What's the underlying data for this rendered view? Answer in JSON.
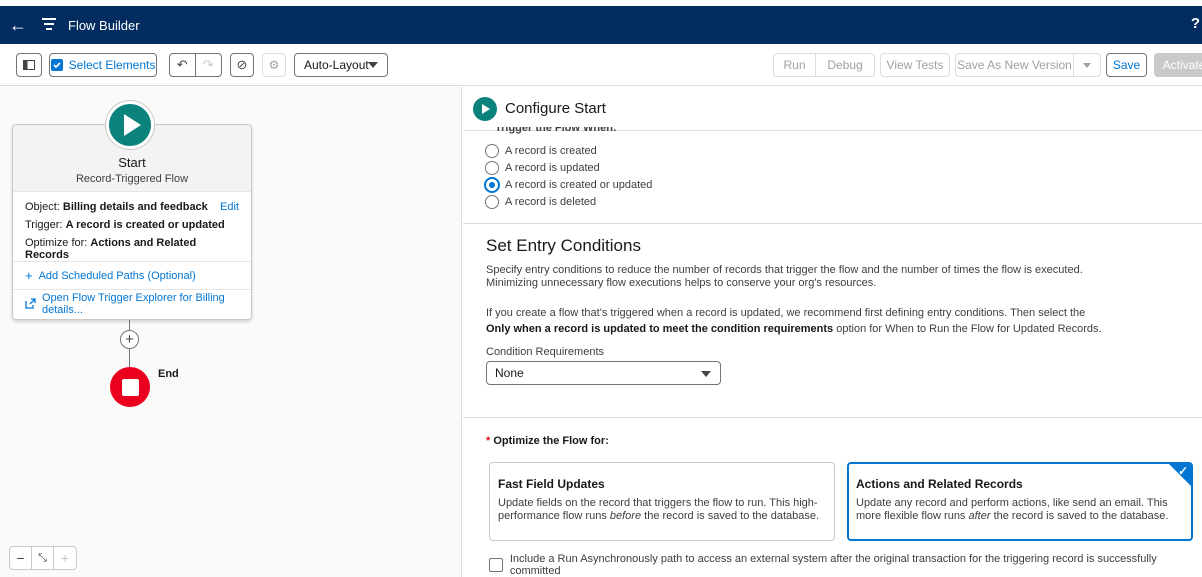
{
  "header": {
    "title": "Flow Builder",
    "help": "?"
  },
  "toolbar": {
    "select_elements": "Select Elements",
    "layout_mode": "Auto-Layout",
    "run": "Run",
    "debug": "Debug",
    "view_tests": "View Tests",
    "save_as_new_version": "Save As New Version",
    "save": "Save",
    "activate": "Activate"
  },
  "canvas": {
    "start": {
      "title": "Start",
      "subtitle": "Record-Triggered Flow",
      "object_label": "Object:",
      "object_value": "Billing details and feedback",
      "edit": "Edit",
      "trigger_label": "Trigger:",
      "trigger_value": "A record is created or updated",
      "optimize_label": "Optimize for:",
      "optimize_value": "Actions and Related Records",
      "add_scheduled_paths": "Add Scheduled Paths (Optional)",
      "open_explorer": "Open Flow Trigger Explorer for Billing details..."
    },
    "end_label": "End"
  },
  "panel": {
    "title": "Configure Start",
    "trigger_heading": "Trigger the Flow When:",
    "trigger_options": [
      {
        "label": "A record is created",
        "selected": false
      },
      {
        "label": "A record is updated",
        "selected": false
      },
      {
        "label": "A record is created or updated",
        "selected": true
      },
      {
        "label": "A record is deleted",
        "selected": false
      }
    ],
    "entry": {
      "title": "Set Entry Conditions",
      "desc1_line1": "Specify entry conditions to reduce the number of records that trigger the flow and the number of times the flow is executed.",
      "desc1_line2": "Minimizing unnecessary flow executions helps to conserve your org's resources.",
      "desc2_line1": "If you create a flow that's triggered when a record is updated, we recommend first defining entry conditions. Then select the",
      "desc2_bold": "Only when a record is updated to meet the condition requirements",
      "desc2_rest": " option for When to Run the Flow for Updated Records.",
      "condition_label": "Condition Requirements",
      "condition_value": "None"
    },
    "optimize": {
      "required_mark": "*",
      "label": "Optimize the Flow for:",
      "fast": {
        "title": "Fast Field Updates",
        "line1": "Update fields on the record that triggers the flow to run. This high-",
        "line2_pre": "performance flow runs ",
        "line2_em": "before",
        "line2_post": " the record is saved to the database."
      },
      "actions": {
        "title": "Actions and Related Records",
        "line1": "Update any record and perform actions, like send an email. This",
        "line2_pre": "more flexible flow runs ",
        "line2_em": "after",
        "line2_post": " the record is saved to the database.",
        "selected": true
      }
    },
    "async_label": "Include a Run Asynchronously path to access an external system after the original transaction for the triggering record is successfully committed"
  },
  "colors": {
    "header_bg": "#032d60",
    "brand": "#0176d3",
    "start_green": "#0b827c",
    "end_red": "#ea001e"
  }
}
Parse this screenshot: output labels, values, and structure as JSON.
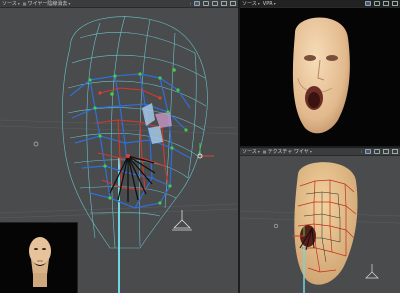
{
  "main_view": {
    "view_label": "ソース",
    "mode_label": "ワイヤー陰線消去",
    "icons": [
      "dots-icon",
      "camera-icon",
      "view-icon",
      "settings-icon",
      "square-icon",
      "maximize-icon"
    ]
  },
  "render_view": {
    "view_label": "ソース",
    "mode_label": "VPR",
    "icons": [
      "camera-icon",
      "settings-icon",
      "square-icon",
      "maximize-icon"
    ]
  },
  "texture_view": {
    "view_label": "ソース",
    "mode_label": "テクスチャ ワイヤ",
    "icons": [
      "dots-icon",
      "camera-icon",
      "settings-icon",
      "square-icon",
      "maximize-icon"
    ]
  },
  "colors": {
    "viewport_bg": "#4a4b4d",
    "render_bg": "#050505",
    "wire_cyan": "#6fd7e0",
    "cage_blue": "#2f6fd8",
    "cage_red": "#d23a2a",
    "vertex_green": "#3fcf4a",
    "skin": "#e6c39a"
  }
}
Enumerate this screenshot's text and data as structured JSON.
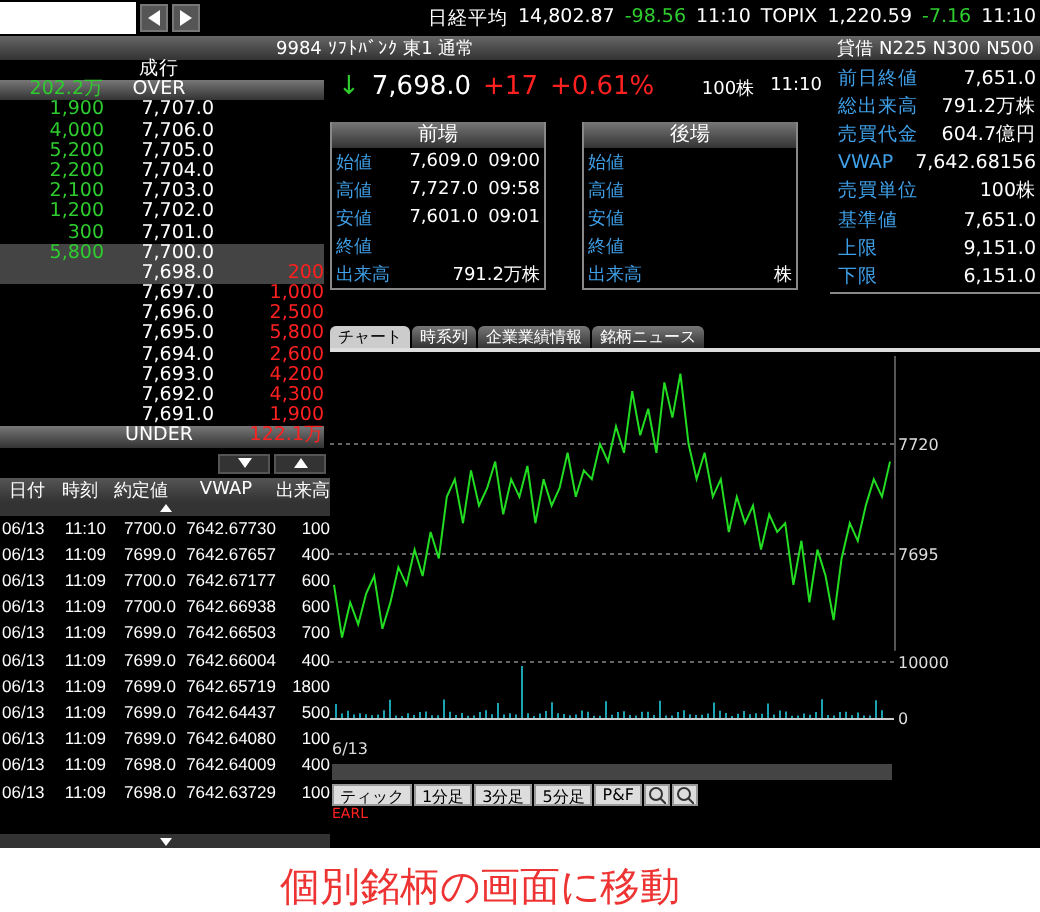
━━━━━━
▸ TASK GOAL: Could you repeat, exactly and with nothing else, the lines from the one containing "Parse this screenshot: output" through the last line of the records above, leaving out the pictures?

▸ EXERCISE OUTPUT:
Parse this screenshot: output labels, values, and structure as JSON.
{
  "main_view": {
    "view_label": "ソース",
    "mode_label": "ワイヤー陰線消去",
    "icons": [
      "dots-icon",
      "camera-icon",
      "view-icon",
      "settings-icon",
      "square-icon",
      "maximize-icon"
    ]
  },
  "render_view": {
    "view_label": "ソース",
    "mode_label": "VPR",
    "icons": [
      "camera-icon",
      "settings-icon",
      "square-icon",
      "maximize-icon"
    ]
  },
  "texture_view": {
    "view_label": "ソース",
    "mode_label": "テクスチャ ワイヤ",
    "icons": [
      "dots-icon",
      "camera-icon",
      "settings-icon",
      "square-icon",
      "maximize-icon"
    ]
  },
  "colors": {
    "viewport_bg": "#4a4b4d",
    "render_bg": "#050505",
    "wire_cyan": "#6fd7e0",
    "cage_blue": "#2f6fd8",
    "cage_red": "#d23a2a",
    "vertex_green": "#3fcf4a",
    "skin": "#e6c39a"
  }
}
Enumerate this screenshot's text and data as structured JSON.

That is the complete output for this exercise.